At the moment, it’s hard to imagine what the world will look like once children are allowed to go back to school. It’s impossible to predict what will remain the same, what will be different, and even when that might happen. As challenging as this time period is, it also provides an opportunity for parents to learn something new about their children as students, and for teachers to find new, creative ways to reach their students and individualize instruction. Schools will reopen, and when they do, we can carry over what we have learned and integrate it with what we already know. Just like all other students, twice-exceptional students will benefit from adults getting to know them better as learners, from teachers finding new and creative ways to educate, and individualizing their instruction based on the students’ specific needs.
This article was prepared with the invaluable help of Courtney Plutte, a second-year graduate student at Tufts University’s Eliot-Pearson Department of Child Study and Human Development. Courtney is passionate about improving the lives of children with developmental disabilities and has become increasingly focused on bringing awareness to the unique needs of twice-exceptional children. In the future she plans to work as a psychologist to help children and families through assessment, consultation, and treatment.
(1) King, E. W. (2005). Addressing the Social and Emotional Needs of Twice-Exceptional Students.
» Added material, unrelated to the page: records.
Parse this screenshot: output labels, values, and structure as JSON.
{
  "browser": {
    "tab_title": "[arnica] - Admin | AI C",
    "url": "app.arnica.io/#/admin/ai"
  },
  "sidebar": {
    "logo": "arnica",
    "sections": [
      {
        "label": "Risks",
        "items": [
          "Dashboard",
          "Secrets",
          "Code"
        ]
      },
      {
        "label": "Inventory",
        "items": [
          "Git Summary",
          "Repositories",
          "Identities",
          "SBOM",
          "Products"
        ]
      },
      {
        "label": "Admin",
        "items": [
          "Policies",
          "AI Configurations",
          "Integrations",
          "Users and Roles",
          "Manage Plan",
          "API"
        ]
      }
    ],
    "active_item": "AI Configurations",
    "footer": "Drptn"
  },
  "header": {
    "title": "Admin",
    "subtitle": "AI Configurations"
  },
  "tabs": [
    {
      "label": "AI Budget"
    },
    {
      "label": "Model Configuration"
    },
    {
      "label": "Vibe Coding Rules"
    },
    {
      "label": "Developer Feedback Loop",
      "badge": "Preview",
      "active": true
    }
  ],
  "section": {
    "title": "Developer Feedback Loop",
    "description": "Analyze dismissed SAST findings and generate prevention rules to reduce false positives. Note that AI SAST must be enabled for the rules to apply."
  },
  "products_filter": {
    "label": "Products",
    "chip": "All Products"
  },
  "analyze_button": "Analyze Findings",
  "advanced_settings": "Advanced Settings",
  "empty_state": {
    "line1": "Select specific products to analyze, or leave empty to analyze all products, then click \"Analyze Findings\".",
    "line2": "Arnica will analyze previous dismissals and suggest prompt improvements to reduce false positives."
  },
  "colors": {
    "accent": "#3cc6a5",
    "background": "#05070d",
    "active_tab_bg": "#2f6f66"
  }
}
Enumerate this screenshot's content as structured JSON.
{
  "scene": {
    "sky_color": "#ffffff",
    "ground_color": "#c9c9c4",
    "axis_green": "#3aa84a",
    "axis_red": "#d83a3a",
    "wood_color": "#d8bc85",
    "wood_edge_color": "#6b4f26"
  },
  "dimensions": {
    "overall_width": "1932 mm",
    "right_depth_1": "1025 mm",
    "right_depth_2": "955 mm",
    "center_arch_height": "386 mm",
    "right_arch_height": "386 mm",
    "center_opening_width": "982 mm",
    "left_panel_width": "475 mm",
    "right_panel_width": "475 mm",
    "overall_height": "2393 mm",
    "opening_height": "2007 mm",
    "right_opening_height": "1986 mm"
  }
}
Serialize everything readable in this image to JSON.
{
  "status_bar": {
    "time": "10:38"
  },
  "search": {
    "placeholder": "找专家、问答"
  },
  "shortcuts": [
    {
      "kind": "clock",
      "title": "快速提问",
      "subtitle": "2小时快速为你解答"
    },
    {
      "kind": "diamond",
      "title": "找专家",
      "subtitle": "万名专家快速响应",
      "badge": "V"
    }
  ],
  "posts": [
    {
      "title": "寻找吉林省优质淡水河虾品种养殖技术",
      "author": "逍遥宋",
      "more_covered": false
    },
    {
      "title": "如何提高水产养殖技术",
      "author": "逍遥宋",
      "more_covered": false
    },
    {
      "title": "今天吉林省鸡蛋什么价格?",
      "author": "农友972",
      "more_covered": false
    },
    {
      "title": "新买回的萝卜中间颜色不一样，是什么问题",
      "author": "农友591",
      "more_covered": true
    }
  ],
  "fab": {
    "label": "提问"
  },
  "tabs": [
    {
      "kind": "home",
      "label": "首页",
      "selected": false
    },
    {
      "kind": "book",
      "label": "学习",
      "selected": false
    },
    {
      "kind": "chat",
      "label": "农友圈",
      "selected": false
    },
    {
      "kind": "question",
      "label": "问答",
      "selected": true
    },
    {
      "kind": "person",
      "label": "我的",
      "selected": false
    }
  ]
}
TEACHING Exceptional Children, 38(1), 16–21.
(2) National Association for Gifted Children (2017). Graduate programs offering training in gifted education. https://www.nagc.org/sites/default/files/Network_Newsletters/University%20Programs%20in%20Gifted%20Education%209%2022%2017.pdf
(3) National Center for Education Statistics (n.d.). College navigator: Massachusetts. https://nces.ed.gov/collegenavigator/?s=MA&l=91+92+93+94
(4) National Education Association. (2006). The twice-exceptional dilemma. http://www.nea.org/assets/docs/twiceexceptional.pdf
(5) Selingo, J. J. (n.d.). How many colleges and universities do we really need? Washington Post. Retrieved April 24, 2020, from https://www.washingtonpost.com/news/grade-point/wp/2015/07/20/how-many-colleges-and-universities-do-we-really-need/
(6) Twice-exceptional (2e). (n.d.). Colorado Department of Education. Retrieved April 30, 2020, from https://www.cde.state.co.us/gt/twice-exceptional
(7) Twice exceptional students: A staff guidebook for supporting the achievement of gifted students with disabilities. (2014). Montgomery County Public Schools. https://www.montgomeryschoolsmd.org/uploadedFiles/curriculum/enriched/programs/gtld/0470.15_TwiceExceptionalStudents_Handbook_Web.pdf
(8) Winebrenner, S. (2003). Teaching Strategies for Twice-Exceptional Students. Intervention in School and Clinic, 38(3), 131–137. n